Saturday, 25 September 2010

September Cruise - Day 9

There was absolutely no need for us to make an early start today.  Even so, we set off at 8.30, on a fantastically sunny morning.  We were soon approaching the two New Marton locks; the first was in our favour, and a boat was just coming up the second.

Shortly after 10am, we were moored on the lock waiting area at Frankton.  I chatted to the relief lock keeper, David, who's been doing the job only since April.  He's worked for BW for years at the Ponty aqueduct, but until he was asked to cover for the full-time lockie at Frankton, had never ever seen a lock!

Three boats were due to go down onto the Montgomery Canal, but the other two hadn't arrived by the time we set off.  Four boats were coming up, and they were all waiting.  The lock opening hours are 12 noon to 2pm, but we got underway at 11.30, and were at the bottom of the four locks (two are a staircase) by midday.  We made a brief stop to dump the rubbish at the service point at the Weston branch, then continued down the shallow Graham Palmer Lock, before making a lunch stop at the Perry Aqueduct.

The Monty is beautiful, particularly on a lovely sunny day.  There are speed limits of 3mph above Aston Locks and 2mph below them.  We saw loads of butterflies and dragon flies, thousands of water boatmen, and big fish jumping out the water.  The water is shallow, and at times the channel is narrow; at one point, a winding hole looked like a much better prospect than the channel itself.  I was glad I had a map, so I knew I had to go under the bridge.

At the Aston Locks, the towpath was busy with people and families walking and cycling.  Two boys out with their grandmother helped at the top lock, and two girls with their father and grandfather assisted at the second.  Three of the four of them said they'd never before seen a lock being used.  There aren't many boats on this canal.  There are boats on permanent moorings at the bottom end of the canal, but we've seen very few visitors; in fact, assuming the two other expected boats followed us down Frankton Locks, we've calculated that there can be only nine visiting boats here tonight.  It's a complete contrast to the Llangollen, where there are boats everywhere (and, I suspect, has the highest proportion of hire boats anywhere on the system).

We continued to the end of the current navigation, winded, and returned to the service point at Maesbury Marsh to fill up with water.  There's good pressure at the tap, so it didn't take long.  Then, at about 4.30, we went through Bridge 79 and moored for the night.
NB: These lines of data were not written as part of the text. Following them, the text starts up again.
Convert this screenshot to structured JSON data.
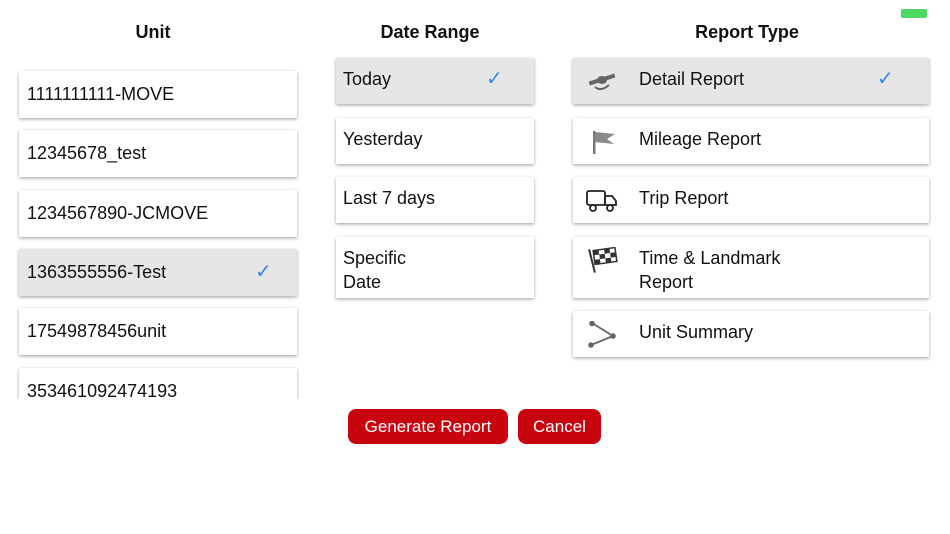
{
  "status": {
    "battery_color": "#4cd964"
  },
  "units": {
    "title": "Unit",
    "items": [
      {
        "label": "1111111111-MOVE",
        "selected": false
      },
      {
        "label": "12345678_test",
        "selected": false
      },
      {
        "label": "1234567890-JCMOVE",
        "selected": false
      },
      {
        "label": "1363555556-Test",
        "selected": true
      },
      {
        "label": "17549878456unit",
        "selected": false
      },
      {
        "label": "353461092474193",
        "selected": false
      }
    ]
  },
  "date_range": {
    "title": "Date Range",
    "items": [
      {
        "label": "Today",
        "selected": true
      },
      {
        "label": "Yesterday",
        "selected": false
      },
      {
        "label": "Last 7 days",
        "selected": false
      },
      {
        "label": "Specific\nDate",
        "selected": false
      }
    ]
  },
  "report_type": {
    "title": "Report Type",
    "items": [
      {
        "label": "Detail Report",
        "icon": "satellite-icon",
        "selected": true
      },
      {
        "label": "Mileage Report",
        "icon": "flag-icon",
        "selected": false
      },
      {
        "label": "Trip Report",
        "icon": "truck-icon",
        "selected": false
      },
      {
        "label": "Time & Landmark\nReport",
        "icon": "checkered-flag-icon",
        "selected": false
      },
      {
        "label": "Unit Summary",
        "icon": "share-icon",
        "selected": false
      }
    ]
  },
  "actions": {
    "generate": "Generate Report",
    "cancel": "Cancel"
  },
  "colors": {
    "accent": "#c8050f",
    "check": "#3a86e8",
    "selected_bg": "#e6e6e6"
  },
  "check_glyph": "✓"
}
We went for a walk round the village and visited the Canal Central shop and cafe.  We plan to eat tonight at The Navigation Inn, beside Bridge 79.  The former canal company building, Sycamore House, is just beyond.  It's been a fantastic day's boating.

11 miles, 10 locks.  (93 miles, 58 locks)

1 comment:

Alf said...

I hope the "Navy" was ok, we often go there by car since finding it on the boat, allways good !